For the data below, count the lines that have the string "index" and state that number by itself.

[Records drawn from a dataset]
★ ★ ★ ★ ★

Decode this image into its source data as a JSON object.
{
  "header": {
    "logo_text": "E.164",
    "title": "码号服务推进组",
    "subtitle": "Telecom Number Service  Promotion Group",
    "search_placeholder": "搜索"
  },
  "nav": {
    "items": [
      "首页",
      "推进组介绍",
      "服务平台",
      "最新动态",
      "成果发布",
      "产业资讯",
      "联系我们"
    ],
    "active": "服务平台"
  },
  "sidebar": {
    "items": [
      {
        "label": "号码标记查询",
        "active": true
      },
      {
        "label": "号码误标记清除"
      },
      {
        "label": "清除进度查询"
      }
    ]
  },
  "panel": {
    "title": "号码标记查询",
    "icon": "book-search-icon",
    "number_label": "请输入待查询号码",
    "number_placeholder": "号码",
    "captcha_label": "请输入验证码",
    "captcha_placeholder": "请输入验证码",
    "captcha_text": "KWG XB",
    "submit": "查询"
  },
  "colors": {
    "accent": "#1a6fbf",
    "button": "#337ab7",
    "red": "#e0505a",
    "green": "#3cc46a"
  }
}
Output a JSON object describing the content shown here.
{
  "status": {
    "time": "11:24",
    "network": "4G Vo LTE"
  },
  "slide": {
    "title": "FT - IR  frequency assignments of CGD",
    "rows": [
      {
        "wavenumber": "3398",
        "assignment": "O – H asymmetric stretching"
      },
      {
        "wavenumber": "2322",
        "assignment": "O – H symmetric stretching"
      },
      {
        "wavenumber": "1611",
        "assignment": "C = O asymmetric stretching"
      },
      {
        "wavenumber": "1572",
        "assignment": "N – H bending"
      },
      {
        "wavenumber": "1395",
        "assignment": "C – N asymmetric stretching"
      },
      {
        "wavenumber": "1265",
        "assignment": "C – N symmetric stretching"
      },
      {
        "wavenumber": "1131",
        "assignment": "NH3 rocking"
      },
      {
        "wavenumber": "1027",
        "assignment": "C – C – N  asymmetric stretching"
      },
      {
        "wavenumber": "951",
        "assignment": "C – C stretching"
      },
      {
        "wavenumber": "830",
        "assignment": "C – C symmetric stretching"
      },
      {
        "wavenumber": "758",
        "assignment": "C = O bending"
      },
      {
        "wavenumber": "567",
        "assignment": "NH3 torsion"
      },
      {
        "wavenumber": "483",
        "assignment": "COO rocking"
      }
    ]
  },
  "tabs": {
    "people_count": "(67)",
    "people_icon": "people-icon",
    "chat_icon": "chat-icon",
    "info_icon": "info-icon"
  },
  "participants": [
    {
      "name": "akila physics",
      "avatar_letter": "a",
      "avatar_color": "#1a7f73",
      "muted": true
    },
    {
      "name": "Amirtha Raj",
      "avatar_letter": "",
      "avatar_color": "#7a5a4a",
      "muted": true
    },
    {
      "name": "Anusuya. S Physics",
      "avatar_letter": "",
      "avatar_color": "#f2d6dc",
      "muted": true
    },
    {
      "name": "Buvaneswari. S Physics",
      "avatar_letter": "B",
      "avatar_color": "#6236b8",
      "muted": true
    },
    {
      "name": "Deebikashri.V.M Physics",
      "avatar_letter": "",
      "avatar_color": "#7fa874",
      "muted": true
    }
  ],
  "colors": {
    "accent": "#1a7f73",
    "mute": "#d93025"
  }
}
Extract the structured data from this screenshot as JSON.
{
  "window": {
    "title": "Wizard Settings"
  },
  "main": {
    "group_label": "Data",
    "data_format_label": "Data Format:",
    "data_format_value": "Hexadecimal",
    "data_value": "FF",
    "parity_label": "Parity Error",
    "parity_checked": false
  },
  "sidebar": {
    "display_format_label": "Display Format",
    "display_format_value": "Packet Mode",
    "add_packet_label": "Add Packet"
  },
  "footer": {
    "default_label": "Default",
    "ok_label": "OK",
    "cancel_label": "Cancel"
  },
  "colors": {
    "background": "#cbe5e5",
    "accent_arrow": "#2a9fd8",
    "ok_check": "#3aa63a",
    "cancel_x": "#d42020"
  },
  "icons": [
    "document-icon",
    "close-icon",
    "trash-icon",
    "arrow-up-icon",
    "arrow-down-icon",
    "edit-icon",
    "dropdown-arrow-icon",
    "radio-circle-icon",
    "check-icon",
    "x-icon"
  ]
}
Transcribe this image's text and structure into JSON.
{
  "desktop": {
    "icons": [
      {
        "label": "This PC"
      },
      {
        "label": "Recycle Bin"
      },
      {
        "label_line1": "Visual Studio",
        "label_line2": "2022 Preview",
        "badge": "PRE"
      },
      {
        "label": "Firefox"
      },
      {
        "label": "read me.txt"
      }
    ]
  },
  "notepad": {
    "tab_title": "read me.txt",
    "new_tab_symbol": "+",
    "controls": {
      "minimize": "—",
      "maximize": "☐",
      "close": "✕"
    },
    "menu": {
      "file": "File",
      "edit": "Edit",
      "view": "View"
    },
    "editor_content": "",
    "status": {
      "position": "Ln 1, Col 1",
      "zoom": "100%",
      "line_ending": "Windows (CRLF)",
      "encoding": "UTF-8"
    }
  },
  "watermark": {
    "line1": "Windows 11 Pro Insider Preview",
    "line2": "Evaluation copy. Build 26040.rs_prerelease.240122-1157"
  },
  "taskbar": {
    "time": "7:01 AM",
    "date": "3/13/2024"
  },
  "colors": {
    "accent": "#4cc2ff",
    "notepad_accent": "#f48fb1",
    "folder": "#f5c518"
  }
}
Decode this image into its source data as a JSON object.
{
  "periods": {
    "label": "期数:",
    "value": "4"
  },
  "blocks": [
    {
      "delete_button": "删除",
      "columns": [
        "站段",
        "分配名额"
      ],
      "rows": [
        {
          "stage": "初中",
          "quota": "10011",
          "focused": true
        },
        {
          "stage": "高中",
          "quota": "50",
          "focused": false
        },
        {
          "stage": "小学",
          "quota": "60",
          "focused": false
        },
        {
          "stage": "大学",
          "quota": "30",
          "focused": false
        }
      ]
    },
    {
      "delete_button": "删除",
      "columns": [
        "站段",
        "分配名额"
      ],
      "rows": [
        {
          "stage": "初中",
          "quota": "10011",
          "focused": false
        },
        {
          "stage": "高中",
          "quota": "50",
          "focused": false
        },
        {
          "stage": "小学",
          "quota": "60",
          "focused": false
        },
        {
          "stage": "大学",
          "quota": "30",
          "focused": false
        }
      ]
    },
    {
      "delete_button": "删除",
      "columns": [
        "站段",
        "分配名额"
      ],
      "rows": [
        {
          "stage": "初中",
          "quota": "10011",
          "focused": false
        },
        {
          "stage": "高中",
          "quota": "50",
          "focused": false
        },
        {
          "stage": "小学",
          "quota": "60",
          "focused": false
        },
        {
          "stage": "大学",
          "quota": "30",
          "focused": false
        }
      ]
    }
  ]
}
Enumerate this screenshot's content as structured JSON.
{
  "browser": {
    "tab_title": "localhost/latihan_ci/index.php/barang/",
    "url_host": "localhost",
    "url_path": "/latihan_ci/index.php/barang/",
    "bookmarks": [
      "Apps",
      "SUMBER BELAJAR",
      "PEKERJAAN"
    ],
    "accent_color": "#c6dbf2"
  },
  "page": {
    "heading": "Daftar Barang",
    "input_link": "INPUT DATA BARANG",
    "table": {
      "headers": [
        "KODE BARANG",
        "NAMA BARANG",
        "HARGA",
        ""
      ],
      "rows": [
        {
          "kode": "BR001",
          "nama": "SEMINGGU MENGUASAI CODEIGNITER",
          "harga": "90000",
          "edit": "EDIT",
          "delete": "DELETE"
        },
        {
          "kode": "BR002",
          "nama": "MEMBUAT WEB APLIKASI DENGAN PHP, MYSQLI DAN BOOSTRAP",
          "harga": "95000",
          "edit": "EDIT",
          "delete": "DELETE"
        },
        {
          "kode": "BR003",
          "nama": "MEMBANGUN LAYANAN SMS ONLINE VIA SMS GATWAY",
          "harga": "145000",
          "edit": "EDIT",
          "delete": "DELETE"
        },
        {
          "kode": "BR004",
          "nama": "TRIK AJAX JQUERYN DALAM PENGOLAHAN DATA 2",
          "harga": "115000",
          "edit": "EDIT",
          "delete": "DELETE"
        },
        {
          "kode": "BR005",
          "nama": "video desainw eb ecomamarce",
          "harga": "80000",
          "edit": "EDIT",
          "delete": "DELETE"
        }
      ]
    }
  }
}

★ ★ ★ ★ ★

ANSWER SECTION =
2